Anthelm of Belley

From Wikipedia, the free encyclopedia
Jump to: navigation, search
Not to be confused with Anselm of Canterbury.
Saint Anthelm of Belley
St Anthelme priez pour nous.jpg
Bishop of Belley
Born 1107
near Chambéry, Savoy, France.
Died June 26, 1178
Belley, France
Honored in
Roman Catholic Church
Feast June 26
Attributes depicted holding a lamp lit by a divine hand

Anthelm of Belley (1107–1178) was a prior of the Carthusian Grand Chartreuse and bishop of Belley.

He was born near Chambéry in 1107. He would later receive an ecclesiastical benefice in the area of Belley. When he was thirty years old, he resigned from this position to become a Carthusian monk at Portes. Only two years after joining the order, he was made the prior of the Grande Chartreuse, the motherhouse of his order, which had recently incurred substantial damage.
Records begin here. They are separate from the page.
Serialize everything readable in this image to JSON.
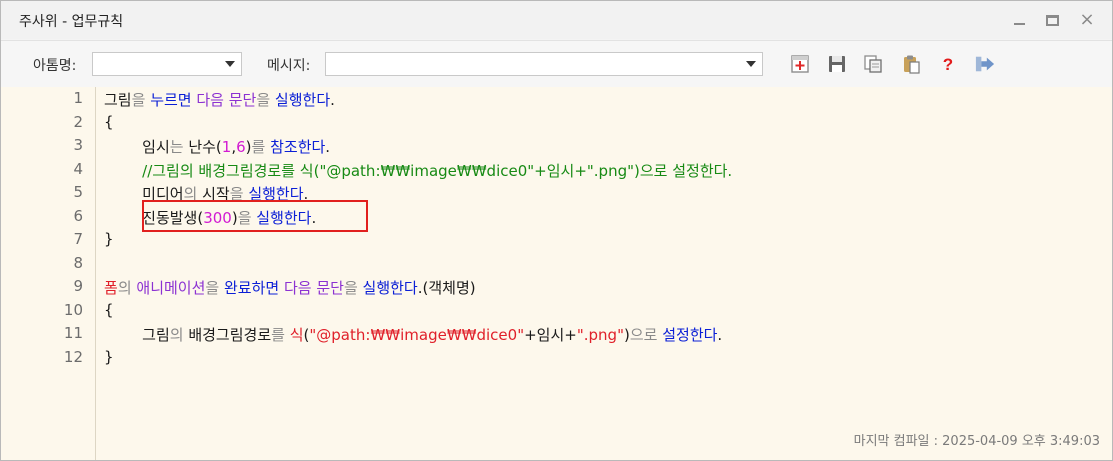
{
  "window": {
    "title": "주사위 - 업무규칙",
    "minimize_label": "minimize",
    "maximize_label": "maximize",
    "close_label": "×"
  },
  "toolbar": {
    "name_label": "아톰명:",
    "name_value": "",
    "message_label": "메시지:",
    "message_value": "",
    "icons": [
      "new-icon",
      "save-icon",
      "copy-icon",
      "paste-icon",
      "help-icon",
      "exit-icon"
    ]
  },
  "editor": {
    "line_numbers": [
      "1",
      "2",
      "3",
      "4",
      "5",
      "6",
      "7",
      "8",
      "9",
      "10",
      "11",
      "12"
    ],
    "lines": [
      [
        {
          "t": "그림"
        },
        {
          "t": "을 ",
          "c": "gry"
        },
        {
          "t": "누르면",
          "c": "kw"
        },
        {
          "t": " "
        },
        {
          "t": "다음 문단",
          "c": "pur"
        },
        {
          "t": "을 ",
          "c": "gry"
        },
        {
          "t": "실행한다",
          "c": "kw"
        },
        {
          "t": "."
        }
      ],
      [
        {
          "t": "{"
        }
      ],
      [
        {
          "t": "        임시"
        },
        {
          "t": "는 ",
          "c": "gry"
        },
        {
          "t": "난수("
        },
        {
          "t": "1",
          "c": "mag"
        },
        {
          "t": ","
        },
        {
          "t": "6",
          "c": "mag"
        },
        {
          "t": ")"
        },
        {
          "t": "를 ",
          "c": "gry"
        },
        {
          "t": "참조한다",
          "c": "kw"
        },
        {
          "t": "."
        }
      ],
      [
        {
          "t": "        //그림의 배경그림경로를 식(\"@path:₩₩image₩₩dice0\"+임시+\".png\")으로 설정한다.",
          "c": "grn"
        }
      ],
      [
        {
          "t": "        미디어"
        },
        {
          "t": "의 ",
          "c": "gry"
        },
        {
          "t": "시작"
        },
        {
          "t": "을 ",
          "c": "gry"
        },
        {
          "t": "실행한다",
          "c": "kw"
        },
        {
          "t": "."
        }
      ],
      [
        {
          "t": "        진동발생("
        },
        {
          "t": "300",
          "c": "mag"
        },
        {
          "t": ")"
        },
        {
          "t": "을 ",
          "c": "gry"
        },
        {
          "t": "실행한다",
          "c": "kw"
        },
        {
          "t": "."
        }
      ],
      [
        {
          "t": "}"
        }
      ],
      [
        {
          "t": ""
        }
      ],
      [
        {
          "t": "폼",
          "c": "red"
        },
        {
          "t": "의 ",
          "c": "gry"
        },
        {
          "t": "애니메이션",
          "c": "pur"
        },
        {
          "t": "을 ",
          "c": "gry"
        },
        {
          "t": "완료하면",
          "c": "kw"
        },
        {
          "t": " "
        },
        {
          "t": "다음 문단",
          "c": "pur"
        },
        {
          "t": "을 ",
          "c": "gry"
        },
        {
          "t": "실행한다",
          "c": "kw"
        },
        {
          "t": ".(객체명)"
        }
      ],
      [
        {
          "t": "{"
        }
      ],
      [
        {
          "t": "        그림"
        },
        {
          "t": "의 ",
          "c": "gry"
        },
        {
          "t": "배경그림경로"
        },
        {
          "t": "를 ",
          "c": "gry"
        },
        {
          "t": "식",
          "c": "red"
        },
        {
          "t": "("
        },
        {
          "t": "\"@path:₩₩image₩₩dice0\"",
          "c": "red"
        },
        {
          "t": "+임시+"
        },
        {
          "t": "\".png\"",
          "c": "red"
        },
        {
          "t": ")"
        },
        {
          "t": "으로 ",
          "c": "gry"
        },
        {
          "t": "설정한다",
          "c": "kw"
        },
        {
          "t": "."
        }
      ],
      [
        {
          "t": "}"
        }
      ]
    ]
  },
  "status": {
    "text": "마지막 컴파일 : 2025-04-09 오후 3:49:03"
  },
  "colors": {
    "keyword": "#0b1fd6",
    "paragraph": "#8c32d2",
    "comment": "#178a14",
    "particle": "#8a8a8a",
    "string": "#e0202a",
    "number": "#d21bd2",
    "highlight_box": "#e1201e",
    "editor_bg": "#fdf8ec"
  }
}
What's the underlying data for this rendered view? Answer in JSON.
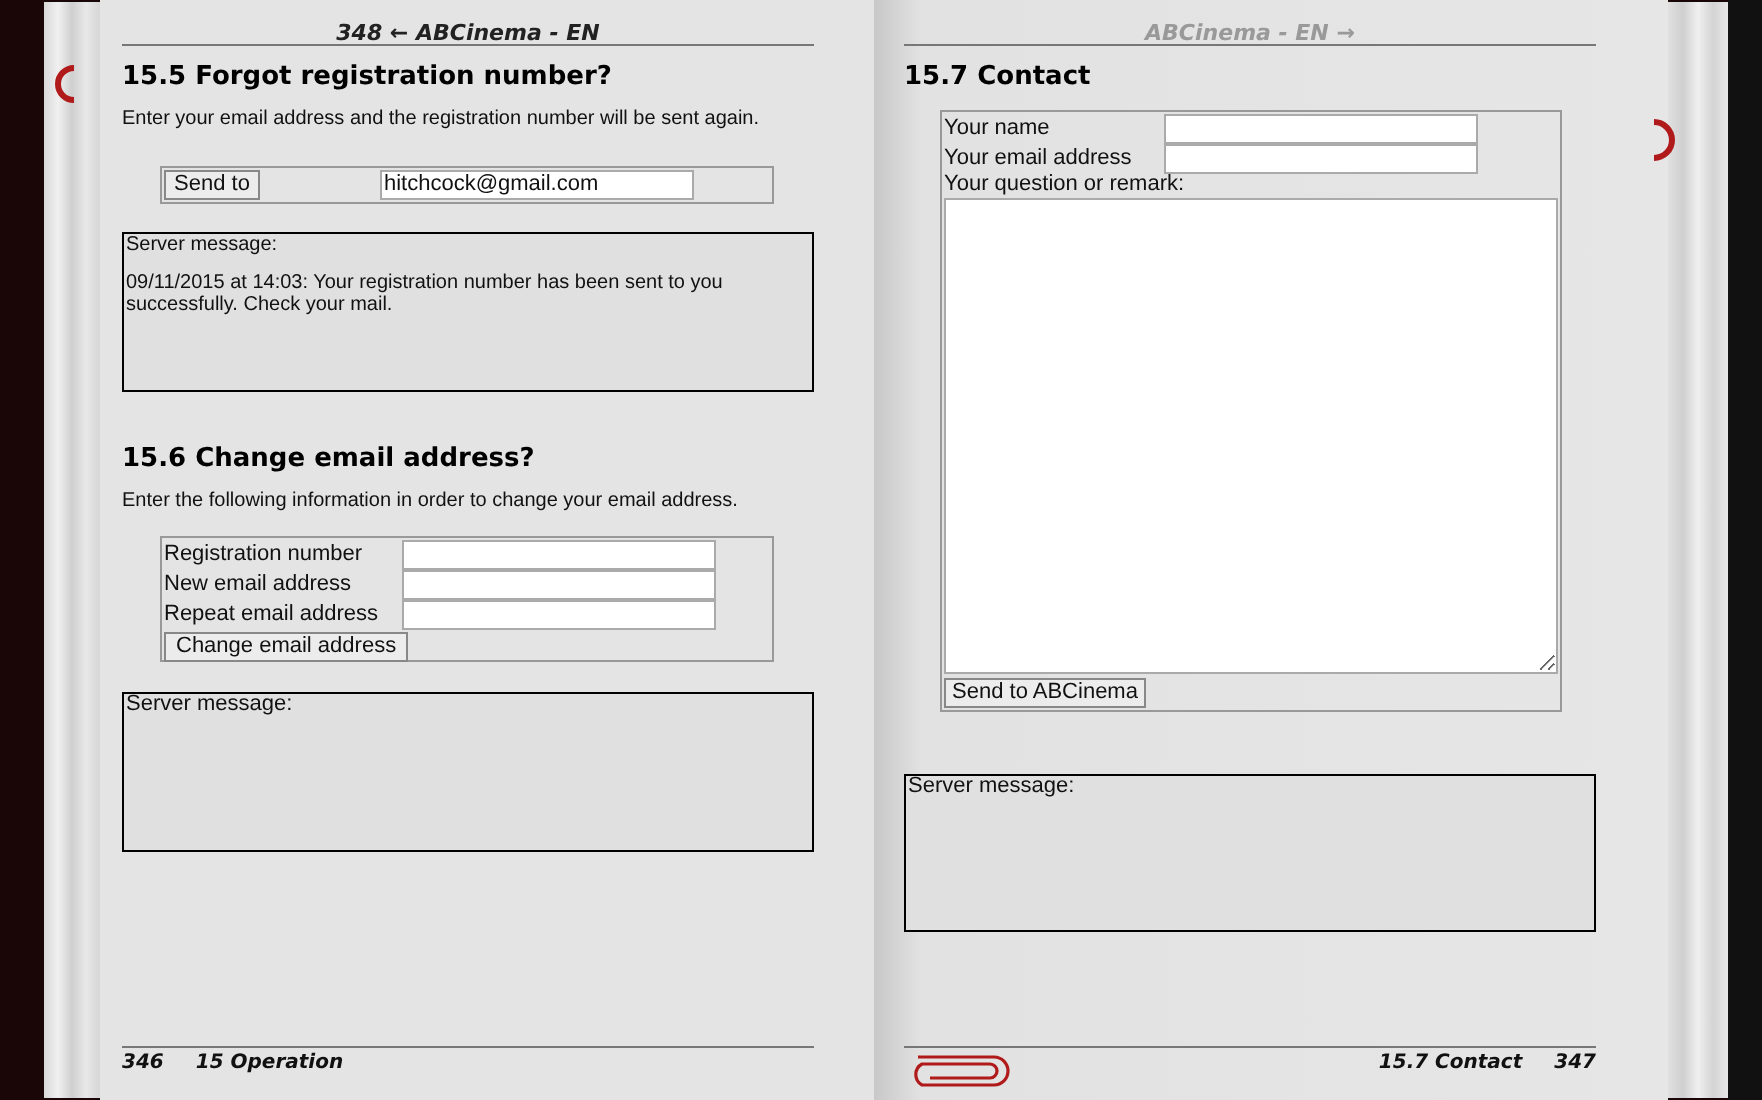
{
  "left_page": {
    "header": "348 ← ABCinema - EN",
    "forgot": {
      "heading": "15.5 Forgot registration number?",
      "intro": "Enter your email address and the registration number will be sent again.",
      "button": "Send to",
      "email_value": "hitchcock@gmail.com"
    },
    "server_message_1": {
      "label": "Server message:",
      "text": "09/11/2015 at 14:03: Your registration number has been sent to you successfully. Check your mail."
    },
    "change": {
      "heading": "15.6 Change email address?",
      "intro": "Enter the following information in order to change your email address.",
      "fields": [
        {
          "label": "Registration number"
        },
        {
          "label": "New email address"
        },
        {
          "label": "Repeat email address"
        }
      ],
      "button": "Change email address"
    },
    "server_message_2": {
      "label": "Server message:"
    },
    "footer": {
      "page_number": "346",
      "chapter": "15 Operation"
    }
  },
  "right_page": {
    "header": "ABCinema - EN →",
    "contact": {
      "heading": "15.7 Contact",
      "fields": [
        {
          "label": "Your name"
        },
        {
          "label": "Your email address"
        }
      ],
      "remark_label": "Your question or remark:",
      "button": "Send to ABCinema"
    },
    "server_message": {
      "label": "Server message:"
    },
    "footer": {
      "section": "15.7 Contact",
      "page_number": "347"
    }
  }
}
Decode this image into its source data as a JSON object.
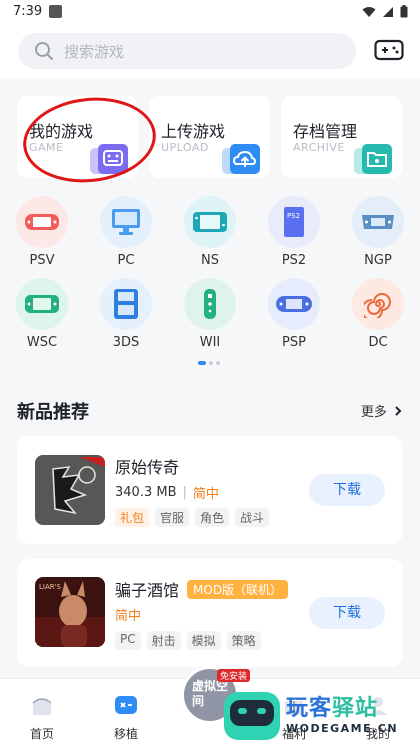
{
  "status_bar": {
    "time": "7:39"
  },
  "search": {
    "placeholder": "搜索游戏"
  },
  "quick_cards": [
    {
      "title": "我的游戏",
      "subtitle": "GAME",
      "color": "#7b6cf0"
    },
    {
      "title": "上传游戏",
      "subtitle": "UPLOAD",
      "color": "#2f8cf5"
    },
    {
      "title": "存档管理",
      "subtitle": "ARCHIVE",
      "color": "#26b9b0"
    }
  ],
  "platforms": [
    {
      "label": "PSV",
      "icon": "psv-handheld-icon"
    },
    {
      "label": "PC",
      "icon": "monitor-icon"
    },
    {
      "label": "NS",
      "icon": "switch-console-icon"
    },
    {
      "label": "PS2",
      "icon": "ps2-console-icon"
    },
    {
      "label": "NGP",
      "icon": "ngp-handheld-icon"
    },
    {
      "label": "WSC",
      "icon": "wsc-handheld-icon"
    },
    {
      "label": "3DS",
      "icon": "3ds-handheld-icon"
    },
    {
      "label": "WII",
      "icon": "wii-remote-icon"
    },
    {
      "label": "PSP",
      "icon": "psp-handheld-icon"
    },
    {
      "label": "DC",
      "icon": "dreamcast-swirl-icon"
    }
  ],
  "section": {
    "title": "新品推荐",
    "more": "更多"
  },
  "games": [
    {
      "name": "原始传奇",
      "size": "340.3 MB",
      "lang": "简中",
      "badge": "",
      "tags": [
        "礼包",
        "官服",
        "角色",
        "战斗"
      ],
      "download": "下载"
    },
    {
      "name": "骗子酒馆",
      "size": "",
      "lang": "简中",
      "badge": "MOD版（联机）",
      "tags": [
        "PC",
        "射击",
        "模拟",
        "策略"
      ],
      "download": "下载"
    }
  ],
  "bottom_nav": [
    {
      "label": "首页"
    },
    {
      "label": "移植"
    },
    {
      "label": "福利"
    },
    {
      "label": "我的"
    }
  ],
  "center_button": {
    "text": "虚拟空间",
    "tag": "免安装"
  },
  "watermark": {
    "brand_a": "玩客",
    "brand_b": "驿站",
    "url": "WODEGAME.CN"
  }
}
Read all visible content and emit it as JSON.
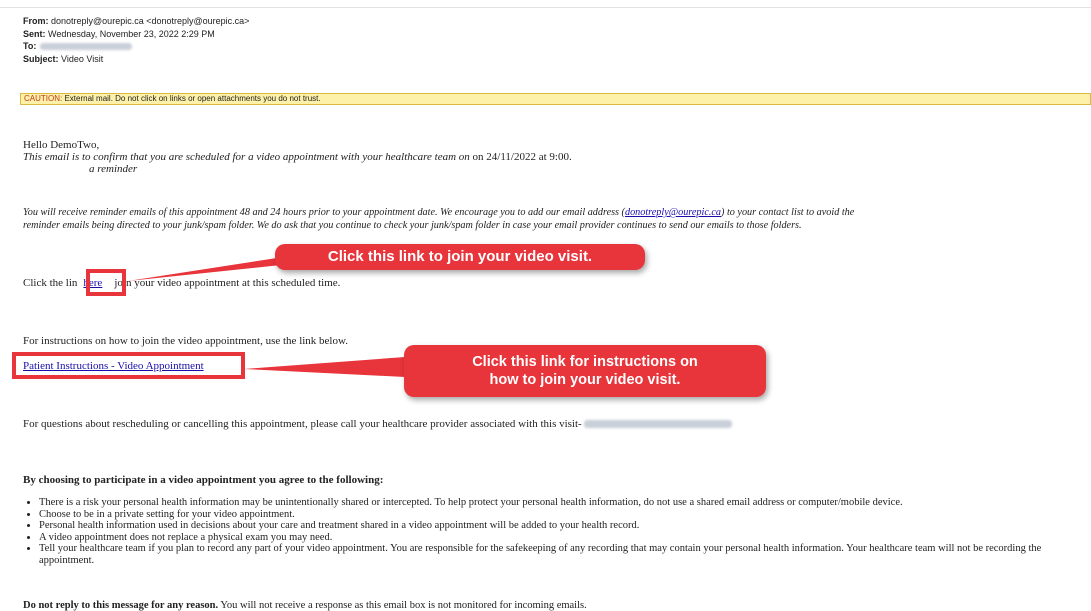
{
  "header": {
    "from_label": "From:",
    "from_value": "donotreply@ourepic.ca <donotreply@ourepic.ca>",
    "sent_label": "Sent:",
    "sent_value": "Wednesday, November 23, 2022 2:29 PM",
    "to_label": "To:",
    "subject_label": "Subject:",
    "subject_value": "Video Visit"
  },
  "caution": {
    "label": "CAUTION:",
    "text": "External mail. Do not click on links or open attachments you do not trust."
  },
  "body": {
    "greeting": "Hello DemoTwo,",
    "confirm_italic": "This email is to confirm that you are scheduled for a video appointment with your healthcare team on",
    "confirm_rest": "on 24/11/2022 at 9:00.",
    "reminder": "a reminder",
    "reminder_para_1": "You will receive reminder emails of this appointment 48 and 24 hours prior to your appointment date.  We encourage you to add our email address (",
    "reminder_email": "donotreply@ourepic.ca",
    "reminder_para_2": ") to your contact list to avoid the",
    "reminder_para_3": "reminder emails being directed to your junk/spam folder.  We do ask that you continue to check your junk/spam folder in case your email provider continues to send our emails to those folders.",
    "click_prefix": "Click the lin",
    "here_link": "here",
    "click_suffix": "join your video appointment at this scheduled time.",
    "instructions_intro": "For instructions on how to join the video appointment, use the link below.",
    "instructions_link": "Patient Instructions - Video Appointment",
    "questions": "For questions about rescheduling or cancelling this appointment, please call your healthcare provider associated with this visit-",
    "agree_heading": "By choosing to participate in a video appointment you agree to the following:",
    "bullets": [
      "There is a risk your personal health information may be unintentionally shared or intercepted. To help protect your personal health information, do not use a shared email address or computer/mobile device.",
      "Choose to be in a private setting for your video appointment.",
      "Personal health information used in decisions about your care and treatment shared in a video appointment will be added to your health record.",
      "A video appointment does not replace a physical exam you may need.",
      "Tell your healthcare team if you plan to record any part of your video appointment. You are responsible for the safekeeping of any recording that may contain your personal health information. Your healthcare team will not be recording the appointment."
    ],
    "noreply_bold": "Do not reply to this message for any reason.",
    "noreply_rest": " You will not receive a response as this email box is not monitored for incoming emails."
  },
  "annotations": {
    "callout_1": "Click this link to join your video visit.",
    "callout_2_line1": "Click this link for instructions on",
    "callout_2_line2": "how to join your video visit.",
    "accent_color": "#e8343b"
  }
}
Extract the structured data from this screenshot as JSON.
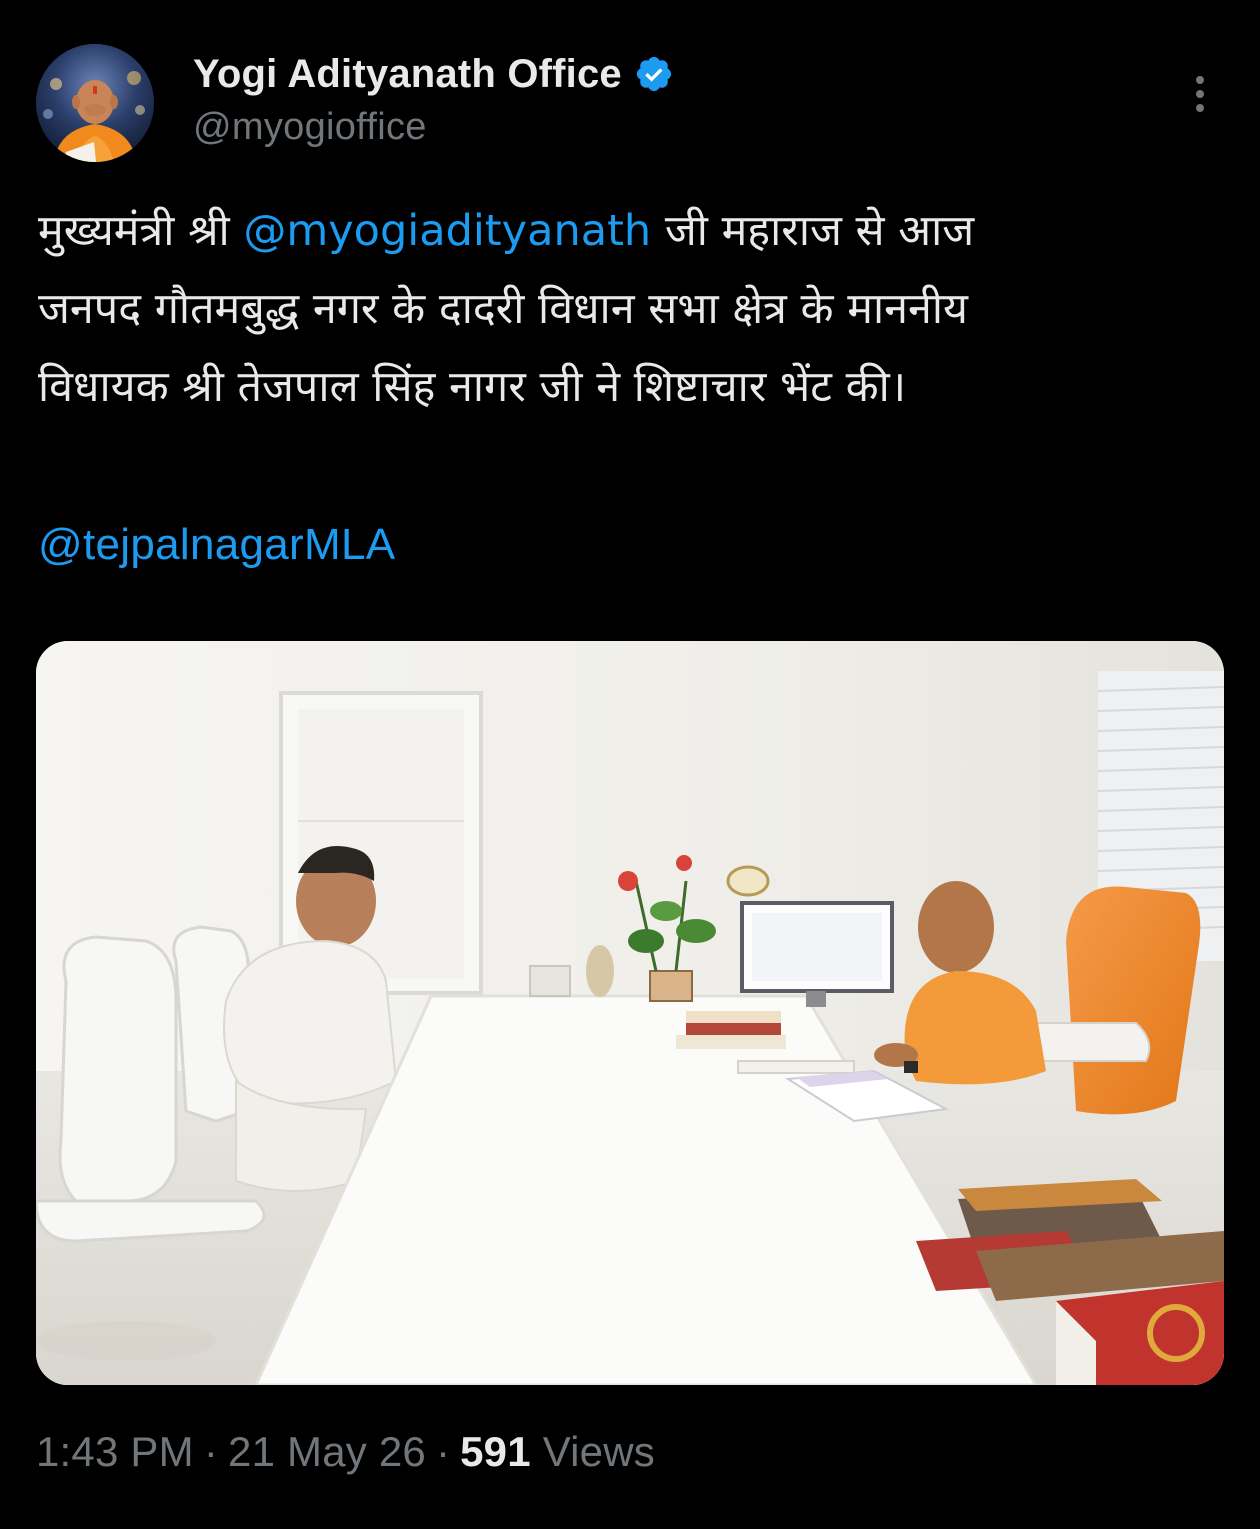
{
  "author": {
    "display_name": "Yogi Adityanath Office",
    "handle": "@myogioffice",
    "verified": true,
    "avatar_icon": "profile-photo"
  },
  "tweet": {
    "text_parts": {
      "p1": "मुख्यमंत्री श्री ",
      "mention1": "@myogiadityanath",
      "p2": " जी महाराज से आज",
      "line2": "जनपद गौतमबुद्ध नगर के दादरी विधान सभा क्षेत्र के माननीय",
      "line3": "विधायक श्री तेजपाल सिंह नागर जी ने शिष्टाचार भेंट की।"
    },
    "mention2": "@tejpalnagarMLA"
  },
  "meta": {
    "time": "1:43 PM",
    "date": "21 May 26",
    "views_count": "591",
    "views_label": "Views",
    "separator": "·"
  },
  "colors": {
    "background": "#000000",
    "text": "#e7e9ea",
    "secondary": "#71767b",
    "link": "#1d9bf0",
    "verified": "#1d9bf0"
  },
  "icons": {
    "more": "more-vertical-icon",
    "verified": "verified-badge-icon"
  }
}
He was an effective administrator there. While under his direction, the community increased in numbers and fervency. He restored and improved the buildings, including constructing a defensive wall and an aqueduct. The rules of the order were standardized, and changed to allow women the opportunity to enter the order in their own houses. He also brought the other houses of the order into closer alignment with the motherhouse. The monks under his direction included Hugh of Lincoln, who expressed great fondness for Anthelm.

Anthelm continued in his office almost constantly for twenty-four years, barring a period of a few years when he was a hermit. After that period, in 1152, Anthelm returned to the Grand Chartreuse, and helped defend the sitting Pope Alexander III against the antipope Victor IV. Alexander III appointed Anthelm bishop of Belley in 1163. In that position, he is said to have been fearless and uncompromising, working to reform the clergy and regulate the affairs of the diocese. One example of his fearlessness occurred in 1175, when Anthelm excommunicated Count Humbert of Maurienne for having taken one priest captive and murdering another priest who had tried to free him. Humbert appealed his excommunication to Pope Alexander III, who reversed Humbert's excommunication. Anthelm, who believed that Humbert was not penitent for his misconduct, withdrew from his diocese in protest.

Pope Alexander then commissioned Anthelm to travel to England to try to reconcile Henry II of England and Thomas Becket. Anthelm's health was such that he was unable to take the journey. Anthelm returned to Belley to help care for the poor and the lepers of the area.

Anthelm died at Belley in 1178. On his deathbed, he received Humbert, and recognized that at that time Humbert truly had repented of his earlier acts.

Veneration[edit]

He is considered a saint of the Roman Catholic Church, with a feast day of June 26. His feast has been celebrated by the Carthusians since 1607. His relics were enshrined in Belley.

In art, Anthelm is depicted holding a lamp lit by a divine hand.

References[edit]

External links[edit]